TASK OBJECTIVE
Could each record be restated word for word?

** EXTRACTED INFORMATION follows **

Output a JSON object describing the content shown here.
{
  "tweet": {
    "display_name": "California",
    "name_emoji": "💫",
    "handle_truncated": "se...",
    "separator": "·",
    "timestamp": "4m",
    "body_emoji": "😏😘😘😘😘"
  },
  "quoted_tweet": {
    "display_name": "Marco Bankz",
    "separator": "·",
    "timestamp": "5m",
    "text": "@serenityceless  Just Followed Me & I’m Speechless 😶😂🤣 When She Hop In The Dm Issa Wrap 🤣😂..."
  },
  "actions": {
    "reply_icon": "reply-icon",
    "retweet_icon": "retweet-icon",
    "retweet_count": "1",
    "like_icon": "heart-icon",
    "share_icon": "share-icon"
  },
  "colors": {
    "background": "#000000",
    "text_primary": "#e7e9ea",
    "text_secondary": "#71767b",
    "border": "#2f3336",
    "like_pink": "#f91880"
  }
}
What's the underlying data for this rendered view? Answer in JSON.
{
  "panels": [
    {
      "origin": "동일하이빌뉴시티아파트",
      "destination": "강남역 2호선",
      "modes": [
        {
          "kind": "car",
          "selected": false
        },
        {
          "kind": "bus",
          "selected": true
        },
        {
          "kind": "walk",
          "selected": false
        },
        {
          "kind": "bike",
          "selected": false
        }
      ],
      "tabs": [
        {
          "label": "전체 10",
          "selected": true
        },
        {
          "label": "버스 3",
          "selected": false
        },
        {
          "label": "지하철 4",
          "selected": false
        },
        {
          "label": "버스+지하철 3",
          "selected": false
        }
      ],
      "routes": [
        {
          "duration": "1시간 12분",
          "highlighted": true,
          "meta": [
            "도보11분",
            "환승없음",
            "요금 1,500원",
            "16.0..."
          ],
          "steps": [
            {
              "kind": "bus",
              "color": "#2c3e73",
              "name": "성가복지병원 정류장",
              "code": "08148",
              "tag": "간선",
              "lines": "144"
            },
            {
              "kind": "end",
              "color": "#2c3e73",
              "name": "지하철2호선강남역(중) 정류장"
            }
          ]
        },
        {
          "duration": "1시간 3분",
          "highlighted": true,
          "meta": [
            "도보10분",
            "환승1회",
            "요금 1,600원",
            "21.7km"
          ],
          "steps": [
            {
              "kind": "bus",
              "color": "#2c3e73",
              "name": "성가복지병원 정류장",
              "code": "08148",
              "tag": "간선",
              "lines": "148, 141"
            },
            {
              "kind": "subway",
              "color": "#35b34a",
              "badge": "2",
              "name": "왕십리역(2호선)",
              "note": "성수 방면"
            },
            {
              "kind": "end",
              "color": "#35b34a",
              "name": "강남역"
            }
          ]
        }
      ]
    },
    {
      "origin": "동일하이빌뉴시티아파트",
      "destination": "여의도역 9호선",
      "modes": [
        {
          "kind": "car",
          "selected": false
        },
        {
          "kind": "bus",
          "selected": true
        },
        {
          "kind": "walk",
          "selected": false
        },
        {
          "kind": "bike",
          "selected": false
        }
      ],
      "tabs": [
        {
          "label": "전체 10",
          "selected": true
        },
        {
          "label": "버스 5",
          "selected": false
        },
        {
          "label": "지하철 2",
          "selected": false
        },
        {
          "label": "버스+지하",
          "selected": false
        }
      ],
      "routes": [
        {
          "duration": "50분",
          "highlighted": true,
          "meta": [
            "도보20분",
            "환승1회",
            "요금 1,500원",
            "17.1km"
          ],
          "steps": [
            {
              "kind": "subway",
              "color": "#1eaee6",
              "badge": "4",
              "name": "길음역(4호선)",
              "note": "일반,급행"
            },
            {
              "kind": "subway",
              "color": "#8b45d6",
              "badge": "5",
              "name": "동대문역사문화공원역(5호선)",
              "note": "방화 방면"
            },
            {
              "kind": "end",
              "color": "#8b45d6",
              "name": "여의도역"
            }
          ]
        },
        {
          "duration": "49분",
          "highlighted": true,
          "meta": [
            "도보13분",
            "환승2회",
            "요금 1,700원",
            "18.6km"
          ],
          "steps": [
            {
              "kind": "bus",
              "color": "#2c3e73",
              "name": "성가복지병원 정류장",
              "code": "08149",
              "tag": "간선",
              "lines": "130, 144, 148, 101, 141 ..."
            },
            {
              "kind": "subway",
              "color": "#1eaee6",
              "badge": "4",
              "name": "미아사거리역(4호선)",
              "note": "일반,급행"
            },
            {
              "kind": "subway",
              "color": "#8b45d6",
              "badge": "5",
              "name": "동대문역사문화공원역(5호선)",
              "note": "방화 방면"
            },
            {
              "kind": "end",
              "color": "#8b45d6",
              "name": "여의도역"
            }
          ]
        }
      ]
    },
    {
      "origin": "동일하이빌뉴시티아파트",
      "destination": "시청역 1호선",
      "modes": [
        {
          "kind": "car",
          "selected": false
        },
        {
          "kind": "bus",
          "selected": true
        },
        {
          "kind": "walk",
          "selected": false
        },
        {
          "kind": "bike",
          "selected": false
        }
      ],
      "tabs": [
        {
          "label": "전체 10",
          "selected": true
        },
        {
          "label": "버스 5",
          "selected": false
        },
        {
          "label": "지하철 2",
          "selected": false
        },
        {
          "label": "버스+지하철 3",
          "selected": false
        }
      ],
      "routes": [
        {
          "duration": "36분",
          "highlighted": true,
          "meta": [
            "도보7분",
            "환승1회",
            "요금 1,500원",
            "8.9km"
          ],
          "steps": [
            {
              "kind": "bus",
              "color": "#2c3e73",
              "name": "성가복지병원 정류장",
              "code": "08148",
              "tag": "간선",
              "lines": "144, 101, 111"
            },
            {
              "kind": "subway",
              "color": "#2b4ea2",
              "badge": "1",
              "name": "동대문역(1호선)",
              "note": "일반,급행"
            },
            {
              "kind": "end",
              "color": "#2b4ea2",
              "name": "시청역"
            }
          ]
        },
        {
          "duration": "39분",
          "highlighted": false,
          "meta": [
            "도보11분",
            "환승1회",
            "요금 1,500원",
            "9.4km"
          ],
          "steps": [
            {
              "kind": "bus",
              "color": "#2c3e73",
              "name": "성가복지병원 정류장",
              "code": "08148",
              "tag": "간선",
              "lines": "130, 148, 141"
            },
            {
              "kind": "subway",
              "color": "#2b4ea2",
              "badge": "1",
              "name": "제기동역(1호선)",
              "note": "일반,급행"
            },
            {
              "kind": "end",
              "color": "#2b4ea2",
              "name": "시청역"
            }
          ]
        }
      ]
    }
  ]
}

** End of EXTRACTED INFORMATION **

TASK OUTPUT
Output a JSON object describing the content shown here.
{
  "tweet": {
    "display_name": "California",
    "name_emoji": "💫",
    "handle_truncated": "se...",
    "separator": "·",
    "timestamp": "4m",
    "body_emoji": "😏😘😘😘😘"
  },
  "quoted_tweet": {
    "display_name": "Marco Bankz",
    "separator": "·",
    "timestamp": "5m",
    "text": "@serenityceless  Just Followed Me & I’m Speechless 😶😂🤣 When She Hop In The Dm Issa Wrap 🤣😂..."
  },
  "actions": {
    "reply_icon": "reply-icon",
    "retweet_icon": "retweet-icon",
    "retweet_count": "1",
    "like_icon": "heart-icon",
    "share_icon": "share-icon"
  },
  "colors": {
    "background": "#000000",
    "text_primary": "#e7e9ea",
    "text_secondary": "#71767b",
    "border": "#2f3336",
    "like_pink": "#f91880"
  }
}
What's the underlying data for this rendered view? Answer in JSON.
{
  "panels": [
    {
      "origin": "동일하이빌뉴시티아파트",
      "destination": "강남역 2호선",
      "modes": [
        {
          "kind": "car",
          "selected": false
        },
        {
          "kind": "bus",
          "selected": true
        },
        {
          "kind": "walk",
          "selected": false
        },
        {
          "kind": "bike",
          "selected": false
        }
      ],
      "tabs": [
        {
          "label": "전체 10",
          "selected": true
        },
        {
          "label": "버스 3",
          "selected": false
        },
        {
          "label": "지하철 4",
          "selected": false
        },
        {
          "label": "버스+지하철 3",
          "selected": false
        }
      ],
      "routes": [
        {
          "duration": "1시간 12분",
          "highlighted": true,
          "meta": [
            "도보11분",
            "환승없음",
            "요금 1,500원",
            "16.0..."
          ],
          "steps": [
            {
              "kind": "bus",
              "color": "#2c3e73",
              "name": "성가복지병원 정류장",
              "code": "08148",
              "tag": "간선",
              "lines": "144"
            },
            {
              "kind": "end",
              "color": "#2c3e73",
              "name": "지하철2호선강남역(중) 정류장"
            }
          ]
        },
        {
          "duration": "1시간 3분",
          "highlighted": true,
          "meta": [
            "도보10분",
            "환승1회",
            "요금 1,600원",
            "21.7km"
          ],
          "steps": [
            {
              "kind": "bus",
              "color": "#2c3e73",
              "name": "성가복지병원 정류장",
              "code": "08148",
              "tag": "간선",
              "lines": "148, 141"
            },
            {
              "kind": "subway",
              "color": "#35b34a",
              "badge": "2",
              "name": "왕십리역(2호선)",
              "note": "성수 방면"
            },
            {
              "kind": "end",
              "color": "#35b34a",
              "name": "강남역"
            }
          ]
        }
      ]
    },
    {
      "origin": "동일하이빌뉴시티아파트",
      "destination": "여의도역 9호선",
      "modes": [
        {
          "kind": "car",
          "selected": false
        },
        {
          "kind": "bus",
          "selected": true
        },
        {
          "kind": "walk",
          "selected": false
        },
        {
          "kind": "bike",
          "selected": false
        }
      ],
      "tabs": [
        {
          "label": "전체 10",
          "selected": true
        },
        {
          "label": "버스 5",
          "selected": false
        },
        {
          "label": "지하철 2",
          "selected": false
        },
        {
          "label": "버스+지하",
          "selected": false
        }
      ],
      "routes": [
        {
          "duration": "50분",
          "highlighted": true,
          "meta": [
            "도보20분",
            "환승1회",
            "요금 1,500원",
            "17.1km"
          ],
          "steps": [
            {
              "kind": "subway",
              "color": "#1eaee6",
              "badge": "4",
              "name": "길음역(4호선)",
              "note": "일반,급행"
            },
            {
              "kind": "subway",
              "color": "#8b45d6",
              "badge": "5",
              "name": "동대문역사문화공원역(5호선)",
              "note": "방화 방면"
            },
            {
              "kind": "end",
              "color": "#8b45d6",
              "name": "여의도역"
            }
          ]
        },
        {
          "duration": "49분",
          "highlighted": true,
          "meta": [
            "도보13분",
            "환승2회",
            "요금 1,700원",
            "18.6km"
          ],
          "steps": [
            {
              "kind": "bus",
              "color": "#2c3e73",
              "name": "성가복지병원 정류장",
              "code": "08149",
              "tag": "간선",
              "lines": "130, 144, 148, 101, 141 ..."
            },
            {
              "kind": "subway",
              "color": "#1eaee6",
              "badge": "4",
              "name": "미아사거리역(4호선)",
              "note": "일반,급행"
            },
            {
              "kind": "subway",
              "color": "#8b45d6",
              "badge": "5",
              "name": "동대문역사문화공원역(5호선)",
              "note": "방화 방면"
            },
            {
              "kind": "end",
              "color": "#8b45d6",
              "name": "여의도역"
            }
          ]
        }
      ]
    },
    {
      "origin": "동일하이빌뉴시티아파트",
      "destination": "시청역 1호선",
      "modes": [
        {
          "kind": "car",
          "selected": false
        },
        {
          "kind": "bus",
          "selected": true
        },
        {
          "kind": "walk",
          "selected": false
        },
        {
          "kind": "bike",
          "selected": false
        }
      ],
      "tabs": [
        {
          "label": "전체 10",
          "selected": true
        },
        {
          "label": "버스 5",
          "selected": false
        },
        {
          "label": "지하철 2",
          "selected": false
        },
        {
          "label": "버스+지하철 3",
          "selected": false
        }
      ],
      "routes": [
        {
          "duration": "36분",
          "highlighted": true,
          "meta": [
            "도보7분",
            "환승1회",
            "요금 1,500원",
            "8.9km"
          ],
          "steps": [
            {
              "kind": "bus",
              "color": "#2c3e73",
              "name": "성가복지병원 정류장",
              "code": "08148",
              "tag": "간선",
              "lines": "144, 101, 111"
            },
            {
              "kind": "subway",
              "color": "#2b4ea2",
              "badge": "1",
              "name": "동대문역(1호선)",
              "note": "일반,급행"
            },
            {
              "kind": "end",
              "color": "#2b4ea2",
              "name": "시청역"
            }
          ]
        },
        {
          "duration": "39분",
          "highlighted": false,
          "meta": [
            "도보11분",
            "환승1회",
            "요금 1,500원",
            "9.4km"
          ],
          "steps": [
            {
              "kind": "bus",
              "color": "#2c3e73",
              "name": "성가복지병원 정류장",
              "code": "08148",
              "tag": "간선",
              "lines": "130, 148, 141"
            },
            {
              "kind": "subway",
              "color": "#2b4ea2",
              "badge": "1",
              "name": "제기동역(1호선)",
              "note": "일반,급행"
            },
            {
              "kind": "end",
              "color": "#2b4ea2",
              "name": "시청역"
            }
          ]
        }
      ]
    }
  ]
}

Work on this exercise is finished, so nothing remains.